Media contact: Mark Derewicz, 919-923-0959, email@example.com
March 8, 2016, International Women’s Day
CHAPEL HILL, NC – Aziz Sancar, MD, PhD, a winner of the 2015 Nobel Prize in Chemistry, and the Harriet Fulbright Institute (HFI) have announced the creation of the Prof. Aziz Sancar Girls in STEM Project, a nationwide endeavor to engage 700 sixth-grade girls in science, technology, engineering, and math (STEM) education throughout Turkey, Sancar’s home country.
The project, presented by HFI and the Institute of Technology, Education, and Diplomacy (INTED), the will span seven cities and include a series of three-day conferences at universities throughout the spring starting April 8 in the city of Zonguldak and ending in Istanbul May 21. In the city of Sanliurfa on April 22 and 23, Syrian refugees will participate with Turkish students. The project will culminate with an award ceremony and international conference May 24, during which professor Sancar will give the keynote address and host dignitaries from around the world.
“I believe in universal education, and we must address the gender gap in education in all countries,” said Sancar, the Sarah Graham Kenan Professor of Biochemistry and Biophysics in the UNC School of Medicine. “As someone from rural Turkey, I understand the power of education. I know what it has done in my life. I want all girls in Turkey and around the world to have the same opportunity I had.”
There are three main goals of the project:
• To raise awareness of STEM among young female students in Turkey
• To acknowledge the importance of STEM at an early age
• To encourage students to pursue STEM in their future education
In each city, the conference will begin on a Friday with a panel discussion among local educators and an internationally recognized leader in STEM. The focus will be on the importance of girls’ education, the role of STEM in that education, how the weekend project can have an effect on girls’ education, and how it could build sustainable development in Turkey.
The Saturday sessions will focus on the creation of group products using STEM skills. The students will present their work Sunday morning, and in the afternoon a committee will select the best group projects.
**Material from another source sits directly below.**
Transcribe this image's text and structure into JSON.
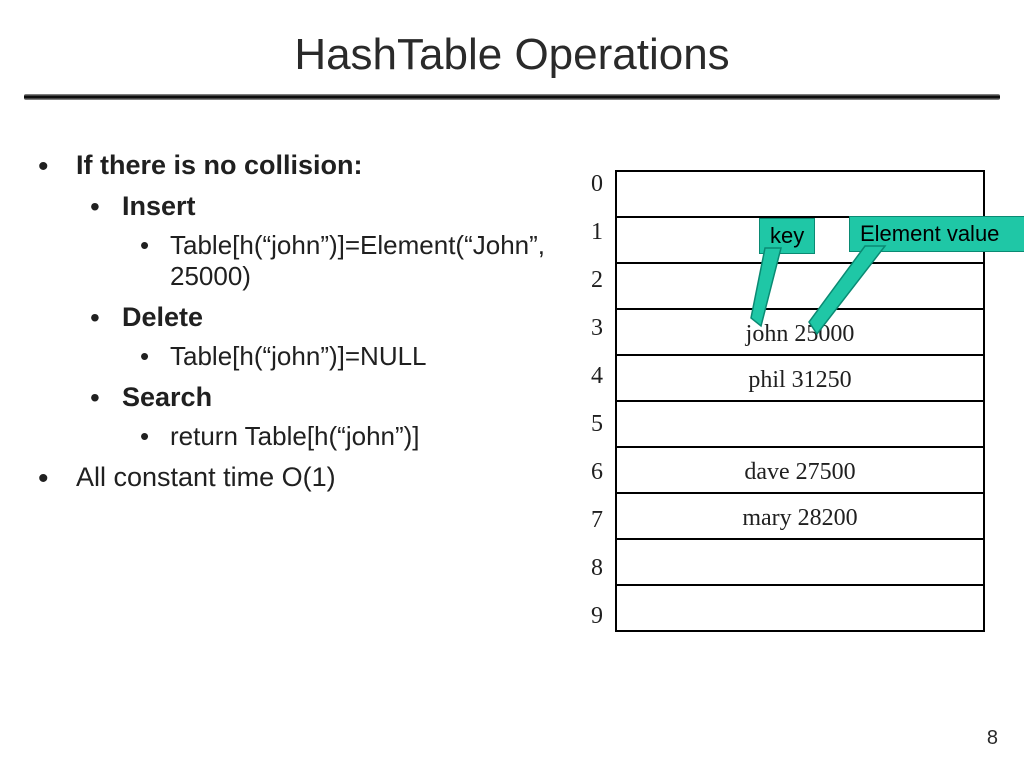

Each girl from the top two groups will enter a drawing to win tuition to a special STEM summer school program in the United States or South Korea.
“We hope this is a beginning,” Sancar said. “We want to close the gender gap in education and in the workforce in Turkey, and this is one way we can encourage that to begin, to inspire girls to get involved in STEM.”
In Turkey, 9.4 percent of the female population is illiterate, compared to 1.9 percent of the male population, and the country ranks 125 out of 142 in the most recent Global Gender Gap Report by the World Economic Forum.
For more information about the Prof. Aziz Sancar Girls in STEM project, check its website.
Sancar, who has been a professor and researcher at the University of North Carolina in Chapel Hill since 1982, was one of three winners of the 2015 Nobel Prize in Chemistry for his groundbreaking work on DNA repair. He is a member of the UNC Lineberger Comprehensive Cancer Center and co-founder of the Aziz and Gwen Sancar Foundation in Chapel Hill, NC.
The Prof. Aziz Sancar Girls in Stem Project is the brainchild of Gokhan Coskun, the founder and CEO of the Harriet Fulbright Institute, and his wife Casey. They are the primary funders of the program, which also receives financial help from sponsors, including Samsung, Turkish Airways, Ewha Womans University, as well as friends and families of Gokhan and Casey Coskun.